Thanks to Joe for presenting the case of a young man with no known medical history who presented with acute onset of generalized weakness, found to have symptomatic hyponatremia to 120 resulting from psychogenic polydipsia!
- Hyponatremia is largely a problem of too much free water (sometimes compounded by too little solute) and defined as a Na <135
- Pick a systematic approach to solving the underlying diagnosis for any patient with hyponatremia (see below for one possible outline).
- The term “pseudohyponatremia” refers to the presence of substances that interfere with laboratory measurement of sodium concentration in the blood, specifically high triglycerides and paraproteins.
- Hyperglycemia does NOT fall into this category because glucose is osmotically active and pulls water into the intravascular space, resulting in a dilutional and true hyponatremia.
- Chronic hyponatremia (>72 hours) must be corrected slowly to avoid osmotic demyelinating syndrome (ODS). Acute hyponatremia (<48 hours) can be corrected more rapidly.

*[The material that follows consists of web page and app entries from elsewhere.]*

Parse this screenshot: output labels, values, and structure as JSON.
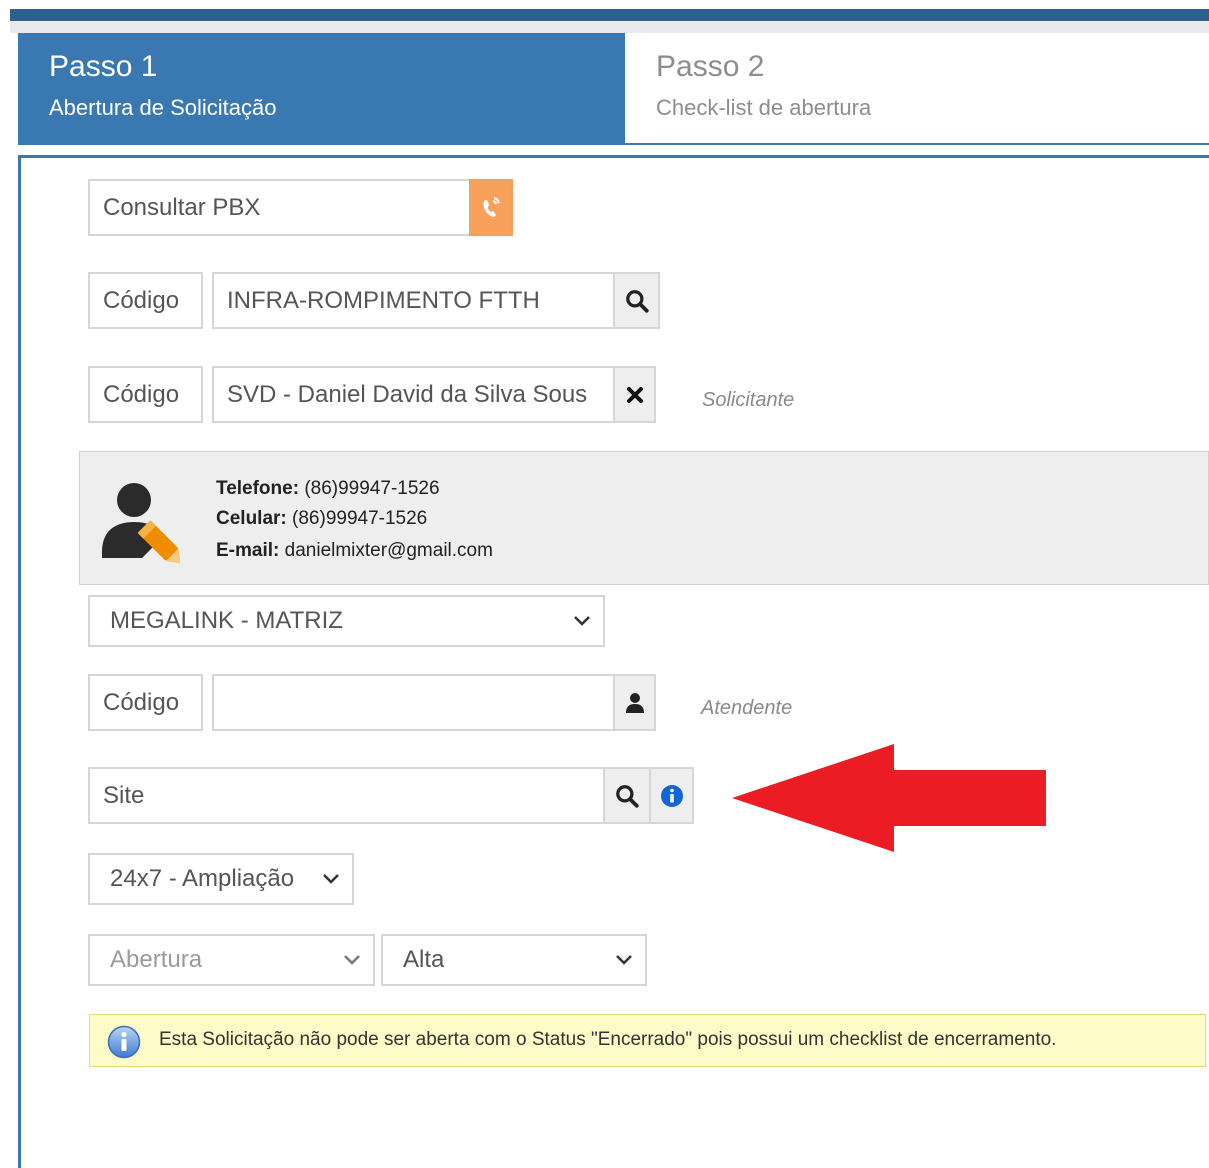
{
  "steps": [
    {
      "title": "Passo 1",
      "subtitle": "Abertura de Solicitação"
    },
    {
      "title": "Passo 2",
      "subtitle": "Check-list de abertura"
    }
  ],
  "pbx": {
    "label": "Consultar PBX",
    "icon": "phone-ring-icon",
    "accent": "#f7a15a"
  },
  "servico": {
    "code_label": "Código",
    "value": "INFRA-ROMPIMENTO FTTH",
    "icon": "search-icon"
  },
  "solicitante": {
    "code_label": "Código",
    "value": "SVD - Daniel David da Silva Sous",
    "icon": "close-icon",
    "label": "Solicitante"
  },
  "contact": {
    "phone_label": "Telefone:",
    "phone": "(86)99947-1526",
    "mobile_label": "Celular:",
    "mobile": "(86)99947-1526",
    "email_label": "E-mail:",
    "email": "danielmixter@gmail.com",
    "icon": "user-edit-icon"
  },
  "empresa": {
    "selected": "MEGALINK - MATRIZ"
  },
  "atendente": {
    "code_label": "Código",
    "value": "",
    "icon": "user-icon",
    "label": "Atendente"
  },
  "site": {
    "placeholder": "Site",
    "search_icon": "search-icon",
    "info_icon": "info-circle-icon",
    "annotation_color": "#ec1c24"
  },
  "fila": {
    "selected": "24x7 - Ampliação"
  },
  "status": {
    "selected": "Abertura"
  },
  "prioridade": {
    "selected": "Alta"
  },
  "alert": {
    "message": "Esta Solicitação não pode ser aberta com o Status \"Encerrado\" pois possui um checklist de encerramento.",
    "icon": "info-icon"
  },
  "colors": {
    "primary": "#3a78b1",
    "dark": "#2f5f8c",
    "alert_bg": "#fdfbc8"
  }
}
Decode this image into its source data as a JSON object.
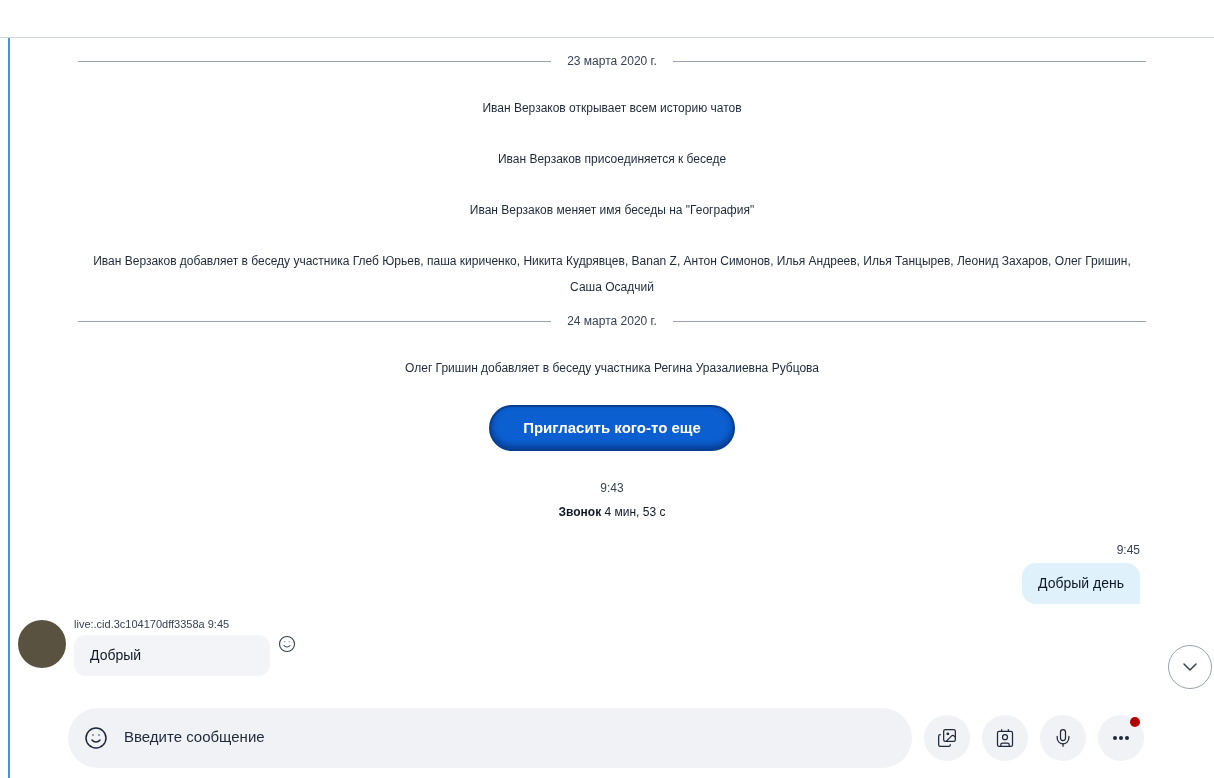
{
  "feed": [
    {
      "kind": "date",
      "text": "23 марта 2020 г."
    },
    {
      "kind": "system",
      "text": "Иван Верзаков открывает всем историю чатов"
    },
    {
      "kind": "system",
      "text": "Иван Верзаков присоединяется к беседе"
    },
    {
      "kind": "system",
      "text": "Иван Верзаков меняет имя беседы на \"География\""
    },
    {
      "kind": "system",
      "text": "Иван Верзаков добавляет в беседу участника Глеб Юрьев, паша кириченко, Никита Кудрявцев, Banan Z, Антон Симонов, Илья Андреев, Илья Танцырев, Леонид Захаров, Олег Гришин, Саша Осадчий"
    },
    {
      "kind": "date",
      "text": "24 марта 2020 г."
    },
    {
      "kind": "system",
      "text": "Олег Гришин добавляет в беседу участника Регина Уразалиевна Рубцова"
    },
    {
      "kind": "invite",
      "text": "Пригласить кого-то еще"
    },
    {
      "kind": "call",
      "time": "9:43",
      "text": "**Звонок** 4 мин, 53 с"
    },
    {
      "kind": "outgoing",
      "time": "9:45",
      "text": "Добрый день"
    },
    {
      "kind": "incoming",
      "sender": "live:.cid.3c104170dff3358a 9:45",
      "text": "Добрый"
    }
  ],
  "composer": {
    "placeholder": "Введите сообщение",
    "more_badge": true
  }
}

That said, we rarely have a Na value within 48 hours prior to patient presentation to determine acuity. As a result, and given the neurologic risks, most patients are treated as if they have chronic hyponatremia.
- ADH leads to increased uric acid excretion through the kidneys so low serum uric acid levels have been associated with SIADH. But this test is not very specific.
- Osmolarity of normal saline is 308 compared to human serum which is normally 280-295. In a hyponatremic patient, NS infusion becomes a relatively hypertonic (rather than isotonic) solution!
For more detailed information, refer to this prior post and this review article.
One thought on “Hyponatremia – 9/18/18”